But Singapore’s wealth is more than its cultures. The city state is immensly rich, holding a place among the top five countries in terms of GDP per head, and it shows. Ferraris, Lamborghinis, Bentleys, Maseratis wherever you look, and again, as almost everywhere now in Asian cities, glittering shopping malls in abundance. More land is reclaimed from the sea, and more hotels and malls are built. We were impressed with the Marina Bay Sands hotel with its ship-shaped top and the spectacular views from there.
The former British colony is famous for its strict laws and severe punishments, and indeed advertised fines for what sometimes is a minor offense are hefty. However, probably as a result, the city is very safe and clean.
We strolled around town, went to the cinema and to the beach, played drums, visited a Dalí exhibition in the ArtScience Museum, had the most expensive thali ever in an Indian restaurant, and in general prepared for our onward journey. With our snorkelling gear in the backpack we moved on to Indonesia.
After our trips from Beijing to Shanghai, and respectively, after snow in Mongolia, the beaches on the Philippines presented a very nice change. There’s not much to tell about the weeks we spent there, lots of sunsets, San Miguel beer, pork menudo, and hanging about at the beach or the Red Pirates bar.

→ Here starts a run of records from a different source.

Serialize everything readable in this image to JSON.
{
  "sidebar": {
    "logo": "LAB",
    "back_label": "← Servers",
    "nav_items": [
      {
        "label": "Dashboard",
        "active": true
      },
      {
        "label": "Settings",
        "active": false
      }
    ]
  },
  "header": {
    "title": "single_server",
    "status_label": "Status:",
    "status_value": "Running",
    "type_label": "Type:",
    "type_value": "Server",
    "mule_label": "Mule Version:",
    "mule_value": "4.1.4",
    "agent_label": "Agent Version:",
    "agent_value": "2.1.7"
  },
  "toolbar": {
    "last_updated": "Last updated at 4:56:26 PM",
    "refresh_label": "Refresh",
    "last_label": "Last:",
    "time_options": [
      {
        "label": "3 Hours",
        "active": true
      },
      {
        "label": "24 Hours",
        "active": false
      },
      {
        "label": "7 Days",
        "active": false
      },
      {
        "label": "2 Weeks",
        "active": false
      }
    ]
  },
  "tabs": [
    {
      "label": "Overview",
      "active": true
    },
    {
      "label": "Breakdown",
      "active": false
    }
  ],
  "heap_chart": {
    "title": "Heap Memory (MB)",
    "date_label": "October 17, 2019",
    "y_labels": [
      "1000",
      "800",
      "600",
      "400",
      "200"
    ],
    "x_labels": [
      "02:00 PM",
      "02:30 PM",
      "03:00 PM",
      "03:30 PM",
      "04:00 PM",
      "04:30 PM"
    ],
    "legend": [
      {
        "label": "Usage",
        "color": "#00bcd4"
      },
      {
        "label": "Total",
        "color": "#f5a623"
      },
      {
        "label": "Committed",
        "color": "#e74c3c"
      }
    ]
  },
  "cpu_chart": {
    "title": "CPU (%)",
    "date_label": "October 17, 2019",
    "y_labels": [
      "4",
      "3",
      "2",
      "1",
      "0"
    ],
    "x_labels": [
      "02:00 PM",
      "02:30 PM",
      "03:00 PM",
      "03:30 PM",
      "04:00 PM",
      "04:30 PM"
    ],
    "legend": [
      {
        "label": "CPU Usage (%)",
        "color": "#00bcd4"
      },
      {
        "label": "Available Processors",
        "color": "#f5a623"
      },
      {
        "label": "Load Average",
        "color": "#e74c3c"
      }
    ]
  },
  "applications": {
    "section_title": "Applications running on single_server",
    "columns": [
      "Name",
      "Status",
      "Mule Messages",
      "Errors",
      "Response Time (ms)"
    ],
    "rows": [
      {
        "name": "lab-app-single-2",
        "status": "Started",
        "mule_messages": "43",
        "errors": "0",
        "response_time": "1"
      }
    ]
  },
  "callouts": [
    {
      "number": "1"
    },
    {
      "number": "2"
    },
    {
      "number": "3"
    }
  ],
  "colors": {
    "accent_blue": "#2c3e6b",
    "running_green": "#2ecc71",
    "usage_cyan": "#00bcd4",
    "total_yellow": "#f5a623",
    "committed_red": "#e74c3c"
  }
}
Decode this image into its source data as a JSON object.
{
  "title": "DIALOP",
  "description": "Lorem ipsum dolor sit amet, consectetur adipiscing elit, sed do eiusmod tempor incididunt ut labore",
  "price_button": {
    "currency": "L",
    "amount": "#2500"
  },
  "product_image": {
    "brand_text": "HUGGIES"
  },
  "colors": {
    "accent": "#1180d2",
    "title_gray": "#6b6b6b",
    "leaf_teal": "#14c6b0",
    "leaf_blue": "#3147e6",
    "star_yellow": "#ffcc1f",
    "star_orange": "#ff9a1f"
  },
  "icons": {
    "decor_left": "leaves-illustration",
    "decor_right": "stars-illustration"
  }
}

While Boracay’s White Beach was great to stay at and swim, El Nido on Palawan island had us take island hopping tours to enjoy some great snorkelling. Unfortunately, in one of the lagoons the attack of a biting fish (certainly as big as a shark) made us drown our camera, which we later replaced in Singapore.
We found the people on the Philippines very friendly and welcoming, and except for a truly tropical storm beginning of October, the weather was just fine. The snorkelling and the beautiful islands made us hungry for more, and we decided to move on to Indonesia and spend a great deal of time on the Maluku Islands. But first we had to put in a stopover in Singapore to get a 60-day visa.
My penultimate stop in China was Qingdao, a nice and enjoyable seaside city. Major seaport in China, Qingdao hosted the Olympic Sailing competitions in 2008 and was in the hands of Germans for decades, so it still retains many buildings with a German architectural style. I strolled along the new seafront promenade and felt strange to find myself in a “Marktstrasse” with German shops and inscriptions. Qingdao is also the home of China’s second largest Tsingtao-brewery. The Germans did a good job here! As a result, beer is available everywhere and even sold in Qingdao-style: from kegs, in plastic bags, to be drunk through straws! With newly met friends, we jumped on the springy platform of a dance floor and continued our road together to Shanghai.
The largest city by population in China was even more crowded during the Chinese National Holiday. Possibly the biggest crowds we have ever seen couldn’t stop us from taking a walk alongside The Bund, at the banks of the Huangpu River. We fought our way to see the Pudong skyline, Shanghai’s financial and commercial hub. It was even more impressive by night, all lit up. My eyes were quite satisfied having seen the panoramic view from the Oriental Pearl Tower – it makes you feel so tiny and unimportant! – and the beautiful “Above the Earth” photography exhibition. But then it was time to make my stomach happy – with excellent crab-meat-filled juicy dumplings!